When it comes to gymnastics, there are many skill levels. With newer students, it is beneficial to start at the basics and work your way up. So, what are the basics? Here are six moves we think can create a foundation for your gymnastics students and provide the knowledge needed to learn advanced moves.
1. Forward Roll
A forward roll is one of the most basic gymnastics moves. It is not only a building block for other moves but often what a gymnast will fall back on if they make a mistake and need to dismount safely.
The starting body position for a forward roll is upright, with feet together and hands reaching forward. Tuck your chin and as you roll, focus on having your shoulders make contact with the floor, not the head. The key to this move is looking at your belly button as you roll and staying tucked until your feet make contact with the floor after the roll.
A cartwheel is often a young gymnast’s introduction to more difficult moves. It is one that has levels. Start with a baby cartwheel and work on repetition until you can do a full cartwheel.
To start, stand up straight with your hands above your head in the air. Place one foot in front of the other, almost in a half-lunge position. Lean forward and place your hands on the ground turned 90 degrees. Then, kick your feet over your head one at a time. When landing, land in the same position that you started in with one foot slightly in front of the other and your arms in the air.

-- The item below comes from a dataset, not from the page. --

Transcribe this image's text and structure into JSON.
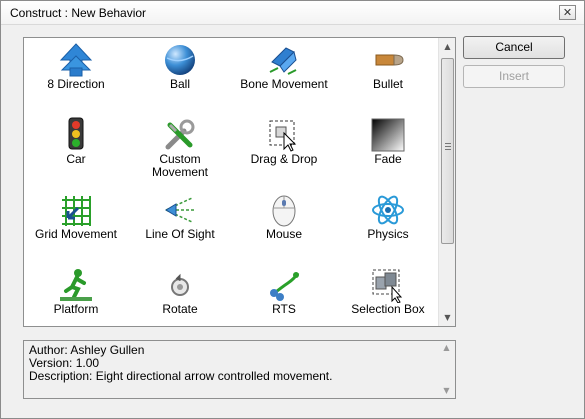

3. Backward Roll
A backward roll is one of the best ways to get gymnasts comfortable with the backward movement and not being able to see the floor behind them. It is the base for more advanced skills like back walk-overs, back handsprings, and back tucks variations.
To start, stand with your feet close together and come into a crouched position with your knees tucked. Place your hands on your shoulders, palms facing up, and begin to roll your spine backward into a curved position. Roll until your upper back and hands make contact with the mat. Press your hands into the mat, tuck your chin into your chest, and bring your feet, then your hips, overhead. As your feet come into contact with the mat again, pull yourself back into the tuck position you began in and finish the move in a standing position.
Image credit: Dynamix Gymnastics
For some, handstands might seem scary. That’s why this is another gymnastics move that has levels. Many gymnasts start by leaning on a vertical surface, usually walls, to get comfortable with the upside-down position.
Starting with a wall, sit on the floor facing away from the wall and place your hands on the ground in front of you. Your hands should be shoulder-width apart with your fingers spread evenly. Put your feet on the base of the wall behind you and slowly start walking them up the wall. Once you get to where you can make a 90-degree angle with your body you can start to practice lifting one leg off the wall at a time to mimic a handstand position.
When you’re comfortable lifting one leg at a time into the handstand position, work towards extending both legs straight into the air. Stay close to the wall so you can put your feet back if you feel unstable. Another option is to dismount in a cartwheel-like motion. The more comfortable you get, the more mobile your handstand is. Before you know it, you will be able to do a handstand anytime, anywhere!
5. Bridge Pose
A bridge, also sometimes called a back bend, is one of the more advanced beginner moves and is fundamental to some more advanced moves. To start, lay on your back and place your hands next to your ears, palms down on the mat. Both your elbows and knees should be bent and pointed toward the ceiling. Start to lift your hips up and push down on the mat with your hands and feet. Your body should form a c shape. Slowly work towards straight arms and straight legs.
6. Back Bend/Back Bend Kick Over
Once you have perfected a bridge pose, you are ready to try a back bend and a back bend kick over. The difference between the two is that a back bend starts from a standing position. When starting out, ask your friend or coach to be your spotter. They can help you lower into a back bend.
Start out in a standing position with your spotter’s hands on your lower back and stomach. Bring your hands above your head and begin bending backward, slowly lowering your hands to the ground behind you. When done correctly, you will be in the bridge position when both your feet and hands touch the ground.